(Stored data entries)
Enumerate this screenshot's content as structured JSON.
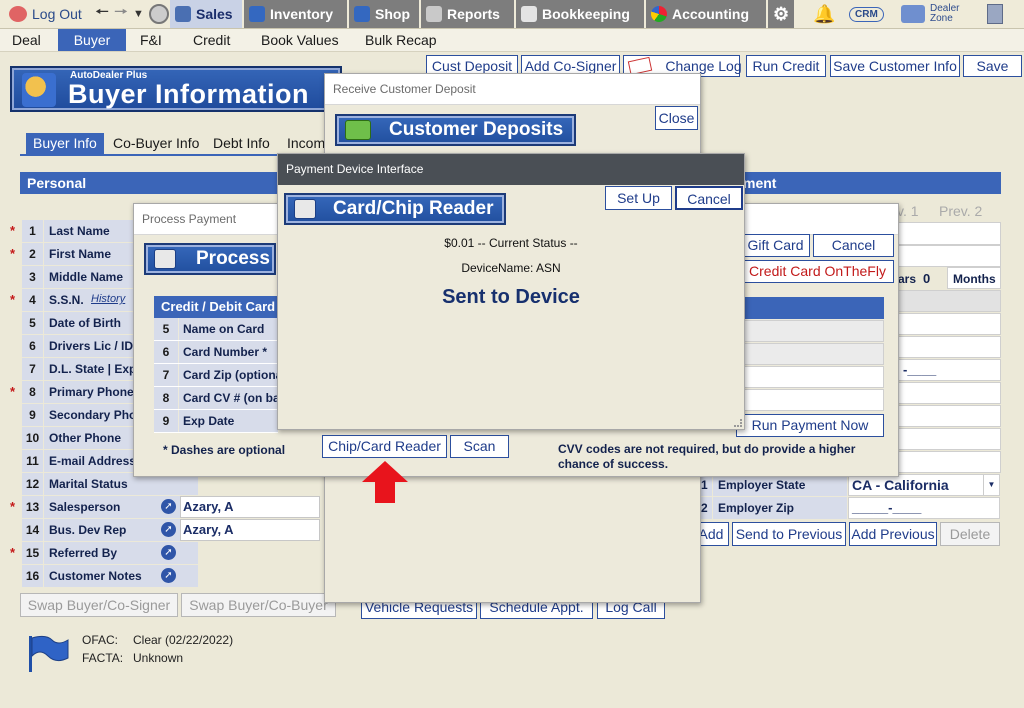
{
  "topnav": {
    "logout": "Log Out",
    "sales": "Sales",
    "inventory": "Inventory",
    "shop": "Shop",
    "reports": "Reports",
    "bookkeeping": "Bookkeeping",
    "accounting": "Accounting",
    "crm": "CRM",
    "dealer_zone_1": "Dealer",
    "dealer_zone_2": "Zone"
  },
  "subnav": [
    "Deal",
    "Buyer",
    "F&I",
    "Credit",
    "Book Values",
    "Bulk Recap"
  ],
  "actions": {
    "cust_deposit": "Cust Deposit",
    "add_cosigner": "Add Co-Signer",
    "change_log": "Change Log",
    "run_credit": "Run Credit",
    "save_customer_info": "Save Customer Info",
    "save": "Save"
  },
  "banner": {
    "small": "AutoDealer Plus",
    "title": "Buyer Information"
  },
  "buyer_tabs": [
    "Buyer Info",
    "Co-Buyer Info",
    "Debt Info",
    "Incom"
  ],
  "personal": {
    "header": "Personal",
    "rows": [
      {
        "n": "1",
        "label": "Last Name",
        "req": true,
        "value": ""
      },
      {
        "n": "2",
        "label": "First Name",
        "req": true,
        "value": ""
      },
      {
        "n": "3",
        "label": "Middle Name",
        "req": false,
        "value": ""
      },
      {
        "n": "4",
        "label": "S.S.N.",
        "req": true,
        "value": "",
        "history": "History"
      },
      {
        "n": "5",
        "label": "Date of Birth",
        "req": false,
        "value": ""
      },
      {
        "n": "6",
        "label": "Drivers Lic / ID",
        "req": false,
        "value": ""
      },
      {
        "n": "7",
        "label": "D.L. State | Exp",
        "req": false,
        "value": ""
      },
      {
        "n": "8",
        "label": "Primary Phone",
        "req": true,
        "value": ""
      },
      {
        "n": "9",
        "label": "Secondary Phone",
        "req": false,
        "value": ""
      },
      {
        "n": "10",
        "label": "Other Phone",
        "req": false,
        "value": ""
      },
      {
        "n": "11",
        "label": "E-mail Address",
        "req": false,
        "value": ""
      },
      {
        "n": "12",
        "label": "Marital Status",
        "req": false,
        "value": ""
      },
      {
        "n": "13",
        "label": "Salesperson",
        "req": true,
        "value": "Azary, A",
        "arrow": true
      },
      {
        "n": "14",
        "label": "Bus. Dev Rep",
        "req": false,
        "value": "Azary, A",
        "arrow": true
      },
      {
        "n": "15",
        "label": "Referred By",
        "req": true,
        "value": "",
        "arrow": true
      },
      {
        "n": "16",
        "label": "Customer Notes",
        "req": false,
        "value": "",
        "arrow": true
      }
    ]
  },
  "swap_buttons": [
    "Swap Buyer/Co-Signer",
    "Swap Buyer/Co-Buyer"
  ],
  "bottom_buttons": {
    "vehicle_requests": "Vehicle Requests",
    "schedule_appt": "Schedule Appt.",
    "log_call": "Log Call",
    "add": "Add",
    "send_to_previous": "Send to Previous",
    "add_previous": "Add Previous",
    "delete": "Delete"
  },
  "right": {
    "section_header": "ment",
    "prev1": "v. 1",
    "prev2": "Prev. 2",
    "years_label": "ars",
    "years_value": "0",
    "months_label": "Months",
    "zip_dash": "-____",
    "row_31_num": "1",
    "row_31_label": "Employer State",
    "row_31_value": "CA - California",
    "row_32_num": "2",
    "row_32_label": "Employer Zip",
    "row_32_value": "_____-____"
  },
  "ofac": {
    "ofac_label": "OFAC:",
    "ofac_value": "Clear  (02/22/2022)",
    "facta_label": "FACTA:",
    "facta_value": "Unknown"
  },
  "deposit_dialog": {
    "title": "Receive Customer Deposit",
    "close": "Close",
    "header": "Customer Deposits"
  },
  "process_dialog": {
    "title": "Process Payment",
    "header": "Process",
    "gift_card": "Gift Card",
    "cancel": "Cancel",
    "cc_onthefly": "Credit Card OnTheFly",
    "table_header": "Credit / Debit Card",
    "rows": [
      {
        "n": "5",
        "label": "Name on Card"
      },
      {
        "n": "6",
        "label": "Card Number *"
      },
      {
        "n": "7",
        "label": "Card Zip (optional)"
      },
      {
        "n": "8",
        "label": "Card CV # (on back)"
      },
      {
        "n": "9",
        "label": "Exp Date"
      }
    ],
    "dashes_note": "* Dashes are optional",
    "chip_reader": "Chip/Card Reader",
    "scan": "Scan",
    "run_payment": "Run Payment Now",
    "cvv_note": "CVV codes are not required, but do provide a higher chance of success."
  },
  "device_dialog": {
    "title": "Payment Device Interface",
    "header": "Card/Chip Reader",
    "setup": "Set Up",
    "cancel": "Cancel",
    "status": "$0.01 -- Current Status --",
    "device_name": "DeviceName: ASN",
    "sent": "Sent to Device"
  },
  "colors": {
    "accent": "#3b65b8",
    "arrow": "#e8141c",
    "label_bg": "#d7dcea"
  }
}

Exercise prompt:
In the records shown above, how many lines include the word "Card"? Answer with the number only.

Output below:
9